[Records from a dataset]

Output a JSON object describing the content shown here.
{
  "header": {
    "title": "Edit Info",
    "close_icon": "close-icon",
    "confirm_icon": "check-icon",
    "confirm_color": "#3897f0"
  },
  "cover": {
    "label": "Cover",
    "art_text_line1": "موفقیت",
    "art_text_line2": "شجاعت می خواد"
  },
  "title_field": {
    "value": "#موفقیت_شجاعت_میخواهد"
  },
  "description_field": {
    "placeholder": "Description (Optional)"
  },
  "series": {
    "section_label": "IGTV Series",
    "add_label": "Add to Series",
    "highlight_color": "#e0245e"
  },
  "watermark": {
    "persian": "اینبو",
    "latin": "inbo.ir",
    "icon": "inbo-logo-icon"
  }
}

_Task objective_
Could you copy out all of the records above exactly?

_Result of the task_
Output a JSON object describing the content shown here.
{
  "header": {
    "title": "Edit Info",
    "close_icon": "close-icon",
    "confirm_icon": "check-icon",
    "confirm_color": "#3897f0"
  },
  "cover": {
    "label": "Cover",
    "art_text_line1": "موفقیت",
    "art_text_line2": "شجاعت می خواد"
  },
  "title_field": {
    "value": "#موفقیت_شجاعت_میخواهد"
  },
  "description_field": {
    "placeholder": "Description (Optional)"
  },
  "series": {
    "section_label": "IGTV Series",
    "add_label": "Add to Series",
    "highlight_color": "#e0245e"
  },
  "watermark": {
    "persian": "اینبو",
    "latin": "inbo.ir",
    "icon": "inbo-logo-icon"
  }
}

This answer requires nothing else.